[Collected data entries]
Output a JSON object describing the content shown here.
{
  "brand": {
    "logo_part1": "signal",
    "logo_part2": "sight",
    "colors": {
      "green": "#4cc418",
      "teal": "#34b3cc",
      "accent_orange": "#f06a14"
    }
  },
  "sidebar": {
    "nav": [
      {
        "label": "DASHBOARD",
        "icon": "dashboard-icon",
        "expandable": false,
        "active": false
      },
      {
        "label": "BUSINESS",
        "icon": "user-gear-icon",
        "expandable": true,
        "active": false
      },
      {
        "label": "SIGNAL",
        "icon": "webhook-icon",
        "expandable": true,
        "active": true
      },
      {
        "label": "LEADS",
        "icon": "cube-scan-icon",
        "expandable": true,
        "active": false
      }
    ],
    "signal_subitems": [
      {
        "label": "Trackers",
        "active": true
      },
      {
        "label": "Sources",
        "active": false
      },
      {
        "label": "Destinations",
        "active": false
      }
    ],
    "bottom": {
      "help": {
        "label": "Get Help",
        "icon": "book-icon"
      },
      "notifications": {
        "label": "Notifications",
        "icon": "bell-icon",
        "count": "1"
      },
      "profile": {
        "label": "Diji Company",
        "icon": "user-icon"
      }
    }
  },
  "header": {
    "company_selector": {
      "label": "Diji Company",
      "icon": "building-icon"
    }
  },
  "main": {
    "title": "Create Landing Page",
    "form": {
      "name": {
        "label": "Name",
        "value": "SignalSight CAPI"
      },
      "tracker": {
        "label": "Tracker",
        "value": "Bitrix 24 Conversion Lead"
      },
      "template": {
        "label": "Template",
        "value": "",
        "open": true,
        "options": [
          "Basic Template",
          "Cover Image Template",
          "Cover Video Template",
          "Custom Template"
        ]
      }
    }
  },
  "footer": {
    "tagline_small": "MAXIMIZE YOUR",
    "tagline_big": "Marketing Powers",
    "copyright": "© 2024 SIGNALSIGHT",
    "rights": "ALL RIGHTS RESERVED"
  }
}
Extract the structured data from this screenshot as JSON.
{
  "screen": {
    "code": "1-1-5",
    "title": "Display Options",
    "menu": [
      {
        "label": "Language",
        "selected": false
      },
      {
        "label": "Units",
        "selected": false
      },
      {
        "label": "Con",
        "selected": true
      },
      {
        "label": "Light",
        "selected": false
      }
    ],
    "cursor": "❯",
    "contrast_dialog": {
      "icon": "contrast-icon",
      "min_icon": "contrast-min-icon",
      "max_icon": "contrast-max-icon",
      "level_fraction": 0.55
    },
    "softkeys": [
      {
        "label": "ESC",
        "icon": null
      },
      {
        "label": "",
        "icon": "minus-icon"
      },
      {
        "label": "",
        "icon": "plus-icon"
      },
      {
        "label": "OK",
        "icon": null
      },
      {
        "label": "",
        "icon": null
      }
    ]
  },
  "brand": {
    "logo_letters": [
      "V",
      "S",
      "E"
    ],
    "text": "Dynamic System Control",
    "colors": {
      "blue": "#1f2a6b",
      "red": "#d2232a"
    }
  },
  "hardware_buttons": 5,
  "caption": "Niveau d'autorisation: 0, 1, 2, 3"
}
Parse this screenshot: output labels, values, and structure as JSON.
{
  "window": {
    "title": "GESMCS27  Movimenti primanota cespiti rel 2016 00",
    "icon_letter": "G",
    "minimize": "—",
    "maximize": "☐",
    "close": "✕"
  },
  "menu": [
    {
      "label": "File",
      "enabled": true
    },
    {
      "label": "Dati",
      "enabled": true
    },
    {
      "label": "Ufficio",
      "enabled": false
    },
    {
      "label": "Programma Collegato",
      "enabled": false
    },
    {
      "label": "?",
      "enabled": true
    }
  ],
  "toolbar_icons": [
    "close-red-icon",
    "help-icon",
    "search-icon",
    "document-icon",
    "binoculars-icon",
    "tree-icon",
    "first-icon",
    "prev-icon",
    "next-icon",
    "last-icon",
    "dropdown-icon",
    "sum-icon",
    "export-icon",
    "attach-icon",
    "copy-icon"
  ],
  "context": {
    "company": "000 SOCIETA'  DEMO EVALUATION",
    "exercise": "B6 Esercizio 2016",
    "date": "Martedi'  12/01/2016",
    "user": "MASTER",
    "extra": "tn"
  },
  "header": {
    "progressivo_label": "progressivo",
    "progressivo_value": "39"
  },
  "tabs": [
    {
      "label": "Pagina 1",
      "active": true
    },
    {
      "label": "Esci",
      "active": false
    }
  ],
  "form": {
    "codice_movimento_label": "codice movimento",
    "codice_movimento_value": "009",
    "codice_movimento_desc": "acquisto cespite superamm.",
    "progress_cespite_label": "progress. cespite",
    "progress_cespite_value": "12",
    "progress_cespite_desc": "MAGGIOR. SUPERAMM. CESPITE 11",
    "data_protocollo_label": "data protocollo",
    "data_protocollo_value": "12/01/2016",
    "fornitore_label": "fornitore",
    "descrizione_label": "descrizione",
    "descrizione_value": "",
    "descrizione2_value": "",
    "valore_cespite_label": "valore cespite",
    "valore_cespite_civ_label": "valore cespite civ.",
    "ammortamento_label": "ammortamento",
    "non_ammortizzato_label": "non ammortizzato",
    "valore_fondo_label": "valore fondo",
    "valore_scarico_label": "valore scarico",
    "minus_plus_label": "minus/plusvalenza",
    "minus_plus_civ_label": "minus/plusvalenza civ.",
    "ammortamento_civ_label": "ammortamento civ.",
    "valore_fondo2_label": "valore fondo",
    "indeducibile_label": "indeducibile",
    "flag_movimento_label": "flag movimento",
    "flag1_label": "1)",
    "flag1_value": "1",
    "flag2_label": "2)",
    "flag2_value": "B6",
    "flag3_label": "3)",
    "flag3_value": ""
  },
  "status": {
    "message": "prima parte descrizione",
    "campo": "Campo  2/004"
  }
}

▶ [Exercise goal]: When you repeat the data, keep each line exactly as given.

▶ [Answer area]:
Output a JSON object describing the content shown here.
{
  "brand": {
    "logo_part1": "signal",
    "logo_part2": "sight",
    "colors": {
      "green": "#4cc418",
      "teal": "#34b3cc",
      "accent_orange": "#f06a14"
    }
  },
  "sidebar": {
    "nav": [
      {
        "label": "DASHBOARD",
        "icon": "dashboard-icon",
        "expandable": false,
        "active": false
      },
      {
        "label": "BUSINESS",
        "icon": "user-gear-icon",
        "expandable": true,
        "active": false
      },
      {
        "label": "SIGNAL",
        "icon": "webhook-icon",
        "expandable": true,
        "active": true
      },
      {
        "label": "LEADS",
        "icon": "cube-scan-icon",
        "expandable": true,
        "active": false
      }
    ],
    "signal_subitems": [
      {
        "label": "Trackers",
        "active": true
      },
      {
        "label": "Sources",
        "active": false
      },
      {
        "label": "Destinations",
        "active": false
      }
    ],
    "bottom": {
      "help": {
        "label": "Get Help",
        "icon": "book-icon"
      },
      "notifications": {
        "label": "Notifications",
        "icon": "bell-icon",
        "count": "1"
      },
      "profile": {
        "label": "Diji Company",
        "icon": "user-icon"
      }
    }
  },
  "header": {
    "company_selector": {
      "label": "Diji Company",
      "icon": "building-icon"
    }
  },
  "main": {
    "title": "Create Landing Page",
    "form": {
      "name": {
        "label": "Name",
        "value": "SignalSight CAPI"
      },
      "tracker": {
        "label": "Tracker",
        "value": "Bitrix 24 Conversion Lead"
      },
      "template": {
        "label": "Template",
        "value": "",
        "open": true,
        "options": [
          "Basic Template",
          "Cover Image Template",
          "Cover Video Template",
          "Custom Template"
        ]
      }
    }
  },
  "footer": {
    "tagline_small": "MAXIMIZE YOUR",
    "tagline_big": "Marketing Powers",
    "copyright": "© 2024 SIGNALSIGHT",
    "rights": "ALL RIGHTS RESERVED"
  }
}
Extract the structured data from this screenshot as JSON.
{
  "screen": {
    "code": "1-1-5",
    "title": "Display Options",
    "menu": [
      {
        "label": "Language",
        "selected": false
      },
      {
        "label": "Units",
        "selected": false
      },
      {
        "label": "Con",
        "selected": true
      },
      {
        "label": "Light",
        "selected": false
      }
    ],
    "cursor": "❯",
    "contrast_dialog": {
      "icon": "contrast-icon",
      "min_icon": "contrast-min-icon",
      "max_icon": "contrast-max-icon",
      "level_fraction": 0.55
    },
    "softkeys": [
      {
        "label": "ESC",
        "icon": null
      },
      {
        "label": "",
        "icon": "minus-icon"
      },
      {
        "label": "",
        "icon": "plus-icon"
      },
      {
        "label": "OK",
        "icon": null
      },
      {
        "label": "",
        "icon": null
      }
    ]
  },
  "brand": {
    "logo_letters": [
      "V",
      "S",
      "E"
    ],
    "text": "Dynamic System Control",
    "colors": {
      "blue": "#1f2a6b",
      "red": "#d2232a"
    }
  },
  "hardware_buttons": 5,
  "caption": "Niveau d'autorisation: 0, 1, 2, 3"
}
Parse this screenshot: output labels, values, and structure as JSON.
{
  "window": {
    "title": "GESMCS27  Movimenti primanota cespiti rel 2016 00",
    "icon_letter": "G",
    "minimize": "—",
    "maximize": "☐",
    "close": "✕"
  },
  "menu": [
    {
      "label": "File",
      "enabled": true
    },
    {
      "label": "Dati",
      "enabled": true
    },
    {
      "label": "Ufficio",
      "enabled": false
    },
    {
      "label": "Programma Collegato",
      "enabled": false
    },
    {
      "label": "?",
      "enabled": true
    }
  ],
  "toolbar_icons": [
    "close-red-icon",
    "help-icon",
    "search-icon",
    "document-icon",
    "binoculars-icon",
    "tree-icon",
    "first-icon",
    "prev-icon",
    "next-icon",
    "last-icon",
    "dropdown-icon",
    "sum-icon",
    "export-icon",
    "attach-icon",
    "copy-icon"
  ],
  "context": {
    "company": "000 SOCIETA'  DEMO EVALUATION",
    "exercise": "B6 Esercizio 2016",
    "date": "Martedi'  12/01/2016",
    "user": "MASTER",
    "extra": "tn"
  },
  "header": {
    "progressivo_label": "progressivo",
    "progressivo_value": "39"
  },
  "tabs": [
    {
      "label": "Pagina 1",
      "active": true
    },
    {
      "label": "Esci",
      "active": false
    }
  ],
  "form": {
    "codice_movimento_label": "codice movimento",
    "codice_movimento_value": "009",
    "codice_movimento_desc": "acquisto cespite superamm.",
    "progress_cespite_label": "progress. cespite",
    "progress_cespite_value": "12",
    "progress_cespite_desc": "MAGGIOR. SUPERAMM. CESPITE 11",
    "data_protocollo_label": "data protocollo",
    "data_protocollo_value": "12/01/2016",
    "fornitore_label": "fornitore",
    "descrizione_label": "descrizione",
    "descrizione_value": "",
    "descrizione2_value": "",
    "valore_cespite_label": "valore cespite",
    "valore_cespite_civ_label": "valore cespite civ.",
    "ammortamento_label": "ammortamento",
    "non_ammortizzato_label": "non ammortizzato",
    "valore_fondo_label": "valore fondo",
    "valore_scarico_label": "valore scarico",
    "minus_plus_label": "minus/plusvalenza",
    "minus_plus_civ_label": "minus/plusvalenza civ.",
    "ammortamento_civ_label": "ammortamento civ.",
    "valore_fondo2_label": "valore fondo",
    "indeducibile_label": "indeducibile",
    "flag_movimento_label": "flag movimento",
    "flag1_label": "1)",
    "flag1_value": "1",
    "flag2_label": "2)",
    "flag2_value": "B6",
    "flag3_label": "3)",
    "flag3_value": ""
  },
  "status": {
    "message": "prima parte descrizione",
    "campo": "Campo  2/004"
  }
}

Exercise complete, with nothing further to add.